= Excerpts from an interface dataset =
═══
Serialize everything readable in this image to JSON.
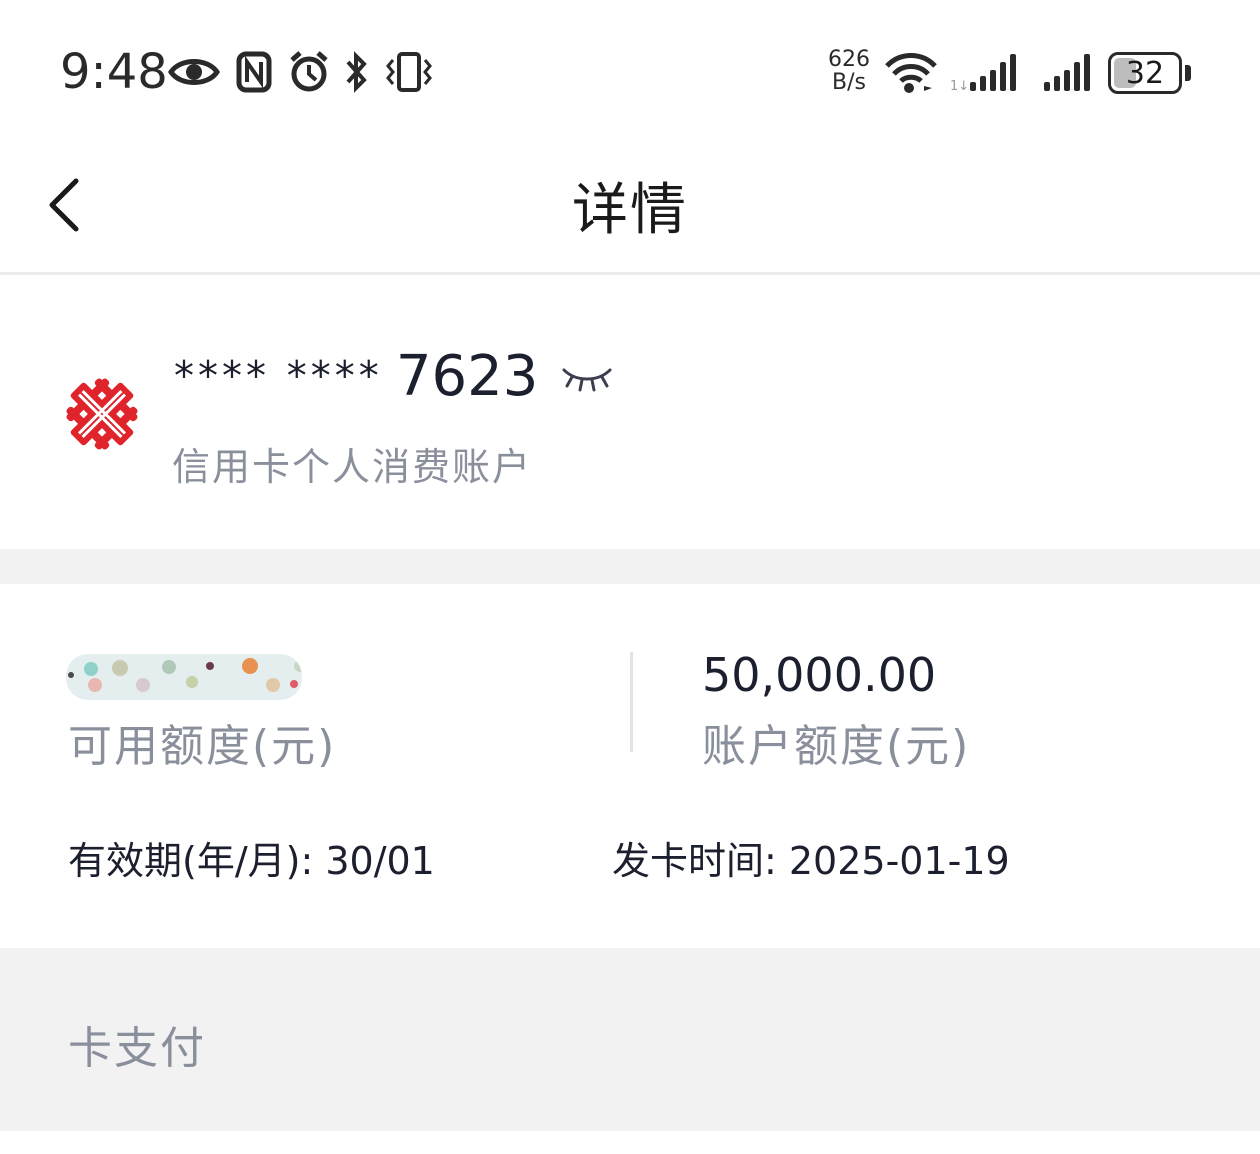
{
  "status_bar": {
    "time": "9:48",
    "net_speed_value": "626",
    "net_speed_unit": "B/s",
    "battery": "32",
    "icons": [
      "eye-icon",
      "nfc-icon",
      "alarm-icon",
      "bluetooth-icon",
      "vibrate-icon",
      "wifi-icon",
      "signal-icon",
      "signal-icon",
      "battery-icon"
    ]
  },
  "nav": {
    "title": "详情",
    "back_icon": "chevron-left-icon"
  },
  "card": {
    "masked_prefix": "**** ****",
    "last4": "7623",
    "account_type": "信用卡个人消费账户",
    "logo_icon": "bank-logo",
    "visibility_icon": "eye-closed-icon",
    "brand_color": "#e0242c"
  },
  "credit": {
    "available_label": "可用额度(元)",
    "limit_amount": "50,000.00",
    "limit_label": "账户额度(元)",
    "expiry": "有效期(年/月): 30/01",
    "issue_date": "发卡时间: 2025-01-19"
  },
  "payment": {
    "section_label": "卡支付"
  }
}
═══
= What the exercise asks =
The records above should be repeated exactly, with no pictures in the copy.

= Written response =
Serialize everything readable in this image to JSON.
{
  "status_bar": {
    "time": "9:48",
    "net_speed_value": "626",
    "net_speed_unit": "B/s",
    "battery": "32",
    "icons": [
      "eye-icon",
      "nfc-icon",
      "alarm-icon",
      "bluetooth-icon",
      "vibrate-icon",
      "wifi-icon",
      "signal-icon",
      "signal-icon",
      "battery-icon"
    ]
  },
  "nav": {
    "title": "详情",
    "back_icon": "chevron-left-icon"
  },
  "card": {
    "masked_prefix": "**** ****",
    "last4": "7623",
    "account_type": "信用卡个人消费账户",
    "logo_icon": "bank-logo",
    "visibility_icon": "eye-closed-icon",
    "brand_color": "#e0242c"
  },
  "credit": {
    "available_label": "可用额度(元)",
    "limit_amount": "50,000.00",
    "limit_label": "账户额度(元)",
    "expiry": "有效期(年/月): 30/01",
    "issue_date": "发卡时间: 2025-01-19"
  },
  "payment": {
    "section_label": "卡支付"
  }
}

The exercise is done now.